Provided information:
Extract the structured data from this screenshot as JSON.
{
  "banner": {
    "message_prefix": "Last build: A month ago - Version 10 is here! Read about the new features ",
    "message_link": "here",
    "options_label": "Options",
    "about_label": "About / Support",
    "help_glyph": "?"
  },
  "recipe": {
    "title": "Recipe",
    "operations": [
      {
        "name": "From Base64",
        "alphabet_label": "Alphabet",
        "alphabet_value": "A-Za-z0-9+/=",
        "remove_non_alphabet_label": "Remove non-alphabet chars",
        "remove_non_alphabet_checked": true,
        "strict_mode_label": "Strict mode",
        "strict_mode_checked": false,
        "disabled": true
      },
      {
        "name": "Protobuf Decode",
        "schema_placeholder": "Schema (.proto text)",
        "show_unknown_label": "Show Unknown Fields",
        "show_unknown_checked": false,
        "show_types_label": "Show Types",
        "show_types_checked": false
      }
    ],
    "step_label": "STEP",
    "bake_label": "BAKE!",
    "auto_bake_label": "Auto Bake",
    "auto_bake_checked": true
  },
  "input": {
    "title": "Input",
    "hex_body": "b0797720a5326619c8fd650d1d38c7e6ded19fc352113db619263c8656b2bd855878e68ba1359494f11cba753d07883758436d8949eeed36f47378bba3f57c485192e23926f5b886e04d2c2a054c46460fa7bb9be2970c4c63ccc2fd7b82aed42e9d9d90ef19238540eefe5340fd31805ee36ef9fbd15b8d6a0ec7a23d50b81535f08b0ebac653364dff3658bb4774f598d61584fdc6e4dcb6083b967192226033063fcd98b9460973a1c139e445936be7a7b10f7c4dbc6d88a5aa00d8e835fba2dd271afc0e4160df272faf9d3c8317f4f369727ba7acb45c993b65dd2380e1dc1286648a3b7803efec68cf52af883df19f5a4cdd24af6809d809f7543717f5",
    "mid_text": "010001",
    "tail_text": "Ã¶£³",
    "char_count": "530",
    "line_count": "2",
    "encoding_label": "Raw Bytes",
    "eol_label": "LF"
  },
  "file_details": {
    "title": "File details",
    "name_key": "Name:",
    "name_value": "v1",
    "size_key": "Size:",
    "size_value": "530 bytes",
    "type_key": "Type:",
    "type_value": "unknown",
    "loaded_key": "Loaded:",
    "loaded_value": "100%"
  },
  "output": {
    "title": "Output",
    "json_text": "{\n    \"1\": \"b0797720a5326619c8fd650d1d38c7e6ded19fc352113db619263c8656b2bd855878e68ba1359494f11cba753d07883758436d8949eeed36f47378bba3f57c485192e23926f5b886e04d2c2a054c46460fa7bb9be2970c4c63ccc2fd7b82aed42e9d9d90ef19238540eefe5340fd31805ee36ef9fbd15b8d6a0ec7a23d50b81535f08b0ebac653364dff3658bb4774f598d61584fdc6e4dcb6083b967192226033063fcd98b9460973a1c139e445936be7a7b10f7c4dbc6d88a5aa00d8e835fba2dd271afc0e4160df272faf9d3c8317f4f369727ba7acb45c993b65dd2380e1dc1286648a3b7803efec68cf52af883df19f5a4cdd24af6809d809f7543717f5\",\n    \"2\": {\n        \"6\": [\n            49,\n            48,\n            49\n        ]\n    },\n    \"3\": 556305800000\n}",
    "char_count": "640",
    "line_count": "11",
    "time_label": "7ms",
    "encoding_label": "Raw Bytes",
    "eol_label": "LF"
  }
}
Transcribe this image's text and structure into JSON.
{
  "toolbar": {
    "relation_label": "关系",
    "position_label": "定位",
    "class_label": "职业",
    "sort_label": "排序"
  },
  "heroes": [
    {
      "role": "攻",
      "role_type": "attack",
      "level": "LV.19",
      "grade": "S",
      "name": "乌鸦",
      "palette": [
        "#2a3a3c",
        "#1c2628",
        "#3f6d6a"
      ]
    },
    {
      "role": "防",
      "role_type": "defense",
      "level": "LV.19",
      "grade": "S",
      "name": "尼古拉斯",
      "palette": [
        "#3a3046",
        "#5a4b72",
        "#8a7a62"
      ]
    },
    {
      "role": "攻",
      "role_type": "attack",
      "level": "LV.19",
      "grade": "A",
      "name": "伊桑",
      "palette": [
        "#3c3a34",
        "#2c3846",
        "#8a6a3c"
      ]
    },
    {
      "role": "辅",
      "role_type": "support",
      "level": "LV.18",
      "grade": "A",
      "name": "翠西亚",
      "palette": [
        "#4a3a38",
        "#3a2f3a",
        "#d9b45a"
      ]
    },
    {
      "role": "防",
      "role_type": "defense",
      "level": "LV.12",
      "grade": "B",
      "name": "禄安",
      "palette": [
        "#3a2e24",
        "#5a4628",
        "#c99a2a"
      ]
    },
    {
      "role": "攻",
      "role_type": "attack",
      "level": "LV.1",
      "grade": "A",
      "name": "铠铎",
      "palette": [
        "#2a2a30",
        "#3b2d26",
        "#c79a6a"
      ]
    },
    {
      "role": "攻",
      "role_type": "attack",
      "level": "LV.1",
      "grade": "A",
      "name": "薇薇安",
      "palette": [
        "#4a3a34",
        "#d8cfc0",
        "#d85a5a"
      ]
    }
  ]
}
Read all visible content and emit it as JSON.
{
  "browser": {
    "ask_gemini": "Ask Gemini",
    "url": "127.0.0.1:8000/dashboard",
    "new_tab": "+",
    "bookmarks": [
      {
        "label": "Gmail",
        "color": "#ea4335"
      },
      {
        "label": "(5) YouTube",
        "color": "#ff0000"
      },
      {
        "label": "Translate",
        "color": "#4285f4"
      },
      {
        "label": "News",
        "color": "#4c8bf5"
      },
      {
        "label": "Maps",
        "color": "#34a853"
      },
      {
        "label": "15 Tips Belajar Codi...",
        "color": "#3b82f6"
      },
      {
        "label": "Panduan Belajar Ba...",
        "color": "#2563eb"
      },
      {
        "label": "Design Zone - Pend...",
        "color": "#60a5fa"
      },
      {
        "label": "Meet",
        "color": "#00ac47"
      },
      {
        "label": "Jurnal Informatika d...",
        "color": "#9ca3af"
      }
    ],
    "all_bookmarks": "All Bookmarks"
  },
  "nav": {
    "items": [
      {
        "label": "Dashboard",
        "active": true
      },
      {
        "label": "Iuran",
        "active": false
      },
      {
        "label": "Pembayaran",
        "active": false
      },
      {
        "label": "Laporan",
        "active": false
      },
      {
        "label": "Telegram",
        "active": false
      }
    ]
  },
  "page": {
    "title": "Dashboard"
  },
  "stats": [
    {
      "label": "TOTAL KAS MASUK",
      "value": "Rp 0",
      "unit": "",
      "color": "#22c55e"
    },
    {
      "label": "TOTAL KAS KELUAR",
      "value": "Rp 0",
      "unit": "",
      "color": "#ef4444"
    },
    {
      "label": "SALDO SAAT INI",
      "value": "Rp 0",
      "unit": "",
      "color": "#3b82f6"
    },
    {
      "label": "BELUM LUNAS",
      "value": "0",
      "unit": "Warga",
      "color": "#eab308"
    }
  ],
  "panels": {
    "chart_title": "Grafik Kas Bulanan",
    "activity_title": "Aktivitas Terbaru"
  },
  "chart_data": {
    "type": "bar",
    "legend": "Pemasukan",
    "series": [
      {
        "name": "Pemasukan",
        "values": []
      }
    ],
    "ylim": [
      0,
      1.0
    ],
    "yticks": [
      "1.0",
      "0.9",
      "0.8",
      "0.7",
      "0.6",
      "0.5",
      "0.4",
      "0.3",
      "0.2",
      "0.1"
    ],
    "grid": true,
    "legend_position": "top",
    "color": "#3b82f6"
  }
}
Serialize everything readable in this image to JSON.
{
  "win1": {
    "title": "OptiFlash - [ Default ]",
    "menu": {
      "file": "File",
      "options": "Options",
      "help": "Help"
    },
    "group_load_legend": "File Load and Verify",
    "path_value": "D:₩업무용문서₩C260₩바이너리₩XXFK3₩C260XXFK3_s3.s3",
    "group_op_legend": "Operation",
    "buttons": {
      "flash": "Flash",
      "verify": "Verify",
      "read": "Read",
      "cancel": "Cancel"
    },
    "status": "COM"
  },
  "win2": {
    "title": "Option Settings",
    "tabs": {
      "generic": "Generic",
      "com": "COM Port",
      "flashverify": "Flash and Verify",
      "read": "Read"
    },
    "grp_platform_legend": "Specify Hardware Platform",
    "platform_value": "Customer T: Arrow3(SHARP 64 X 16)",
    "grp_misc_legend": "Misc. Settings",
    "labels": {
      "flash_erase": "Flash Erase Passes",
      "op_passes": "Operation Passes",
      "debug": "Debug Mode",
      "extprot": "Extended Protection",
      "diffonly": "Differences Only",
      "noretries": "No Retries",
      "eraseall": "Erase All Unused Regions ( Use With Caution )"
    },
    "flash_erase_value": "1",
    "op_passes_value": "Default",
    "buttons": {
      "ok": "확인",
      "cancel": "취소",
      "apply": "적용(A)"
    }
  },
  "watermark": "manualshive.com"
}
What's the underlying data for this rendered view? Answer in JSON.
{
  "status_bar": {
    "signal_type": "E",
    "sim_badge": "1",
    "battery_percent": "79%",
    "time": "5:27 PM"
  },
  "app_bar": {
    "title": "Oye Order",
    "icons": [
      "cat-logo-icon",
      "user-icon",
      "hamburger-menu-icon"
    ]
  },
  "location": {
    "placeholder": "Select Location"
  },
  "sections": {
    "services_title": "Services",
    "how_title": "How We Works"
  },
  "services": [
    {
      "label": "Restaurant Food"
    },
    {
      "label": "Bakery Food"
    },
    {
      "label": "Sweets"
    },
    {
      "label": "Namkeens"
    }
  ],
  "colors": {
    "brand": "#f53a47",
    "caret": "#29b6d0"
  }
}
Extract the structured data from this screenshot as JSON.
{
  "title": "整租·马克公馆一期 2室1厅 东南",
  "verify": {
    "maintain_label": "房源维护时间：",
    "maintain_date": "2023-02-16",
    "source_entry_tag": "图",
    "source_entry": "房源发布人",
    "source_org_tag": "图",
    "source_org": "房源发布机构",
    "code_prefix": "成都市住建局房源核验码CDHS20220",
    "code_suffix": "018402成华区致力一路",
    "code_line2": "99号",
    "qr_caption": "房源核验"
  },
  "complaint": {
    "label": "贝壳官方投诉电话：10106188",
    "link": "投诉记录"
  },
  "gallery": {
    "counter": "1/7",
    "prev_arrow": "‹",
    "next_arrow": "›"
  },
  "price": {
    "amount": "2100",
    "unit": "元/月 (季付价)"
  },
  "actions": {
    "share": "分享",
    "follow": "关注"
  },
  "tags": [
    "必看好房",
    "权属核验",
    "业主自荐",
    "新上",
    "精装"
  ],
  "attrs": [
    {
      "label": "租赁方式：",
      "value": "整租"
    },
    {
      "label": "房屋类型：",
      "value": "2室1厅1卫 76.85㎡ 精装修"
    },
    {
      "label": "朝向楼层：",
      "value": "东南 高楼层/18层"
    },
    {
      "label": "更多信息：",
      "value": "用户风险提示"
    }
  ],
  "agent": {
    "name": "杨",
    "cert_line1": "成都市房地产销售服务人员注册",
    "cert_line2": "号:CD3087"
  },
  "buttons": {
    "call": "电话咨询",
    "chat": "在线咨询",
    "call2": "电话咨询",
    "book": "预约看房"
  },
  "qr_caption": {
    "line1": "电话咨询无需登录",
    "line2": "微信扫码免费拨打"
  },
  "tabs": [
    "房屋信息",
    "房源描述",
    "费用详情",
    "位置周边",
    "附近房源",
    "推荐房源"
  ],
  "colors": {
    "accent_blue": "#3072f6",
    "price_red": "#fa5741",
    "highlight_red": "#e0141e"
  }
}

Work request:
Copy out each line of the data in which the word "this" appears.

Output of the task:
Extract the structured data from this screenshot as JSON.
Transcribe this image's text and structure into JSON.
Serialize everything readable in this image to JSON.
What's the underlying data for this rendered view? Answer in JSON.
Extract the structured data from this screenshot as JSON.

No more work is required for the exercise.